Apps that use 3rd-party updater over insecure HTTP channels subject to MiTM attacks.
Camtasia, uTorrent, and a large number of other Mac apps are susceptible to man-in-the-middle attacks that install malicious code, thanks to a vulnerability in Sparkle, the third-party software framework the apps use to receive updates.
Here’s a video showing a proof-of-concept attack performed against a vulnerable version of the Sequel Pro app:
Fellow researcher Simone Margaritelli has developed a technique that streamlines the attack by allowing it to work with the Metasploit exploit framework. He showed how he could exploit the vulnerability on a fully patched Mac running the latest version of the VLC Media Player. VLC developers released an update three days ago that patches the vulnerability so that the attack no longer works against the latest version.
The precise number of apps affected isn’t known because it’s not easy to detect all the conditions necessary for them to be vulnerable. Radek estimated the number to be “huge” and said he has confirmed that the list includes Camtasia 2 v2.10.4, DuetDisplay v188.8.131.52, uTorrent v1.8.7, and Sketch v3.5.1. Computer forensics expert Jonathan Zdziarski told Ars that the Hopper reverse engineering tool and DXO Optics Pro are also susceptible. A longer list of apps that rely on Sparkle ishere, but readers are cautioned that not all of them communicate over insecure HTTP channels or use a vulnerable version of the update framework. Margaritelli said the most recent version of the Adium instant messenger uses HTTPS for updates and isn’t vulnerable.
Radek said a separate but less severe vulnerability in Sparkle could be exploited against poorly configured update servers. It allowed attackers to replace one of the update files with a malicious one. As already noted, Sparkle has provided a fix for both weaknesses, but installing it isn’t necessarily as easy as clicking an update button. In an e-mail, Radek wrote:
The problem is that developers who created their applications need to update Sparkle framework inside their apps, which is not trivial.
This process requires [a developer] to:
– Download the newest version of Sparkle Updater
– Check if new version of Sparkle is compatible with the app
– Create some test cases, verify update and so on
– Address this vulnerability and publish new version of the app
Now, this is the moment when people can check for the update and replace this particular app version on their computers with the newest one.
It all depends on the complexity of an application, its size and maintainers. That’s the reason why some developers don’t want to update or can’t update Sparkle in their applications.
Zdziarski said he has heard of at least one app developer having difficulty converting its update servers to use only encrypted HTTPS channels.

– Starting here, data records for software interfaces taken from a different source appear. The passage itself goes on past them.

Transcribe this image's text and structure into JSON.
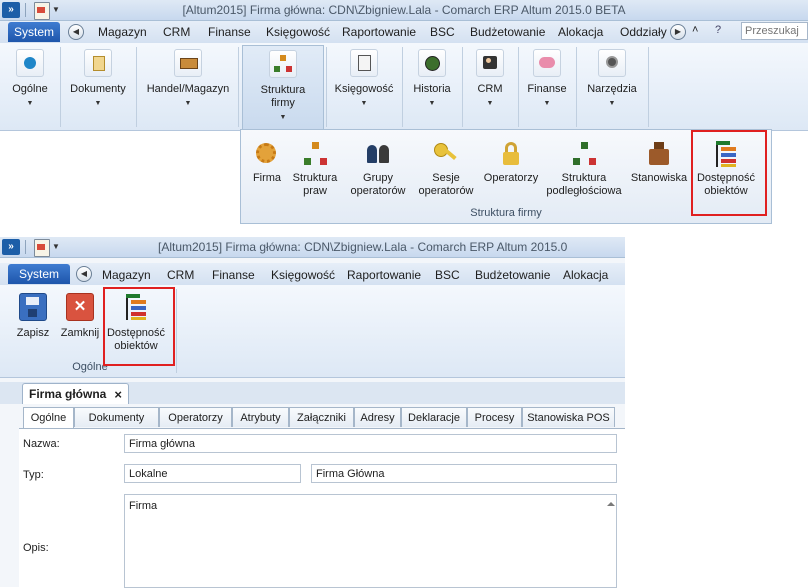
{
  "top_window": {
    "title": "[Altum2015] Firma główna: CDN\\Zbigniew.Lala - Comarch ERP Altum 2015.0 BETA",
    "menu": {
      "system_label": "System",
      "items": [
        "Magazyn",
        "CRM",
        "Finanse",
        "Księgowość",
        "Raportowanie",
        "BSC",
        "Budżetowanie",
        "Alokacja",
        "Oddziały"
      ],
      "search_placeholder": "Przeszukaj"
    },
    "ribbon": [
      {
        "label": "Ogólne"
      },
      {
        "label": "Dokumenty"
      },
      {
        "label": "Handel/Magazyn"
      },
      {
        "label": "Struktura firmy"
      },
      {
        "label": "Księgowość"
      },
      {
        "label": "Historia"
      },
      {
        "label": "CRM"
      },
      {
        "label": "Finanse"
      },
      {
        "label": "Narzędzia"
      }
    ],
    "dropdown": {
      "group_label": "Struktura firmy",
      "buttons": [
        {
          "label": "Firma",
          "icon": "gear-icon"
        },
        {
          "label": "Struktura praw",
          "icon": "org-structure-icon"
        },
        {
          "label": "Grupy operatorów",
          "icon": "users-group-icon"
        },
        {
          "label": "Sesje operatorów",
          "icon": "key-icon"
        },
        {
          "label": "Operatorzy",
          "icon": "lock-icon"
        },
        {
          "label": "Struktura podległościowa",
          "icon": "hierarchy-icon"
        },
        {
          "label": "Stanowiska",
          "icon": "cash-register-icon"
        },
        {
          "label": "Dostępność obiektów",
          "icon": "object-availability-icon"
        }
      ]
    }
  },
  "bottom_window": {
    "title": "[Altum2015] Firma główna: CDN\\Zbigniew.Lala - Comarch ERP Altum 2015.0",
    "menu": {
      "system_label": "System",
      "items": [
        "Magazyn",
        "CRM",
        "Finanse",
        "Księgowość",
        "Raportowanie",
        "BSC",
        "Budżetowanie",
        "Alokacja"
      ]
    },
    "ribbon": {
      "buttons": [
        {
          "label": "Zapisz",
          "icon": "save-icon"
        },
        {
          "label": "Zamknij",
          "icon": "close-icon"
        },
        {
          "label": "Dostępność obiektów",
          "icon": "object-availability-icon"
        }
      ],
      "group_label": "Ogólne"
    },
    "document_tab": {
      "label": "Firma główna",
      "close_symbol": "×"
    },
    "subtabs": [
      "Ogólne",
      "Dokumenty",
      "Operatorzy",
      "Atrybuty",
      "Załączniki",
      "Adresy",
      "Deklaracje",
      "Procesy",
      "Stanowiska POS"
    ],
    "form": {
      "nazwa_label": "Nazwa:",
      "nazwa_value": "Firma główna",
      "typ_label": "Typ:",
      "typ_value_1": "Lokalne",
      "typ_value_2": "Firma Główna",
      "opis_label": "Opis:",
      "opis_value": "Firma"
    }
  },
  "colors": {
    "highlight_box": "#e02020",
    "system_button": "#2a64b8"
  }
}
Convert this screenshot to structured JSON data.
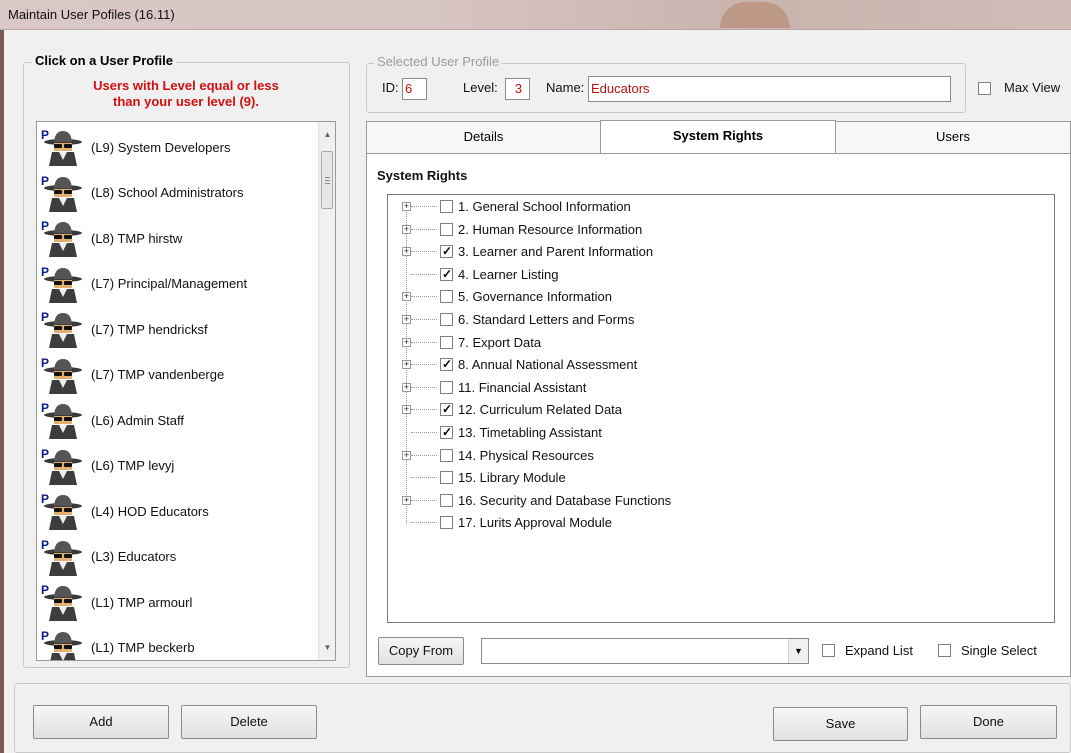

The challenge many app developers have in plugging the security hole, combined with the difficulty end users have in knowing which apps are vulnerable, makes this a vexing problem to solve. People who aren’t sure if an app on their Mac is safe should consider avoiding unsecured Wi-Fi networks or using a virtual private network when doing so. Even then, it will still be possible to exploit vulnerable apps, but the attackers would have to be government spies or rogue telecom employees with access to a phone network or Internet backbone.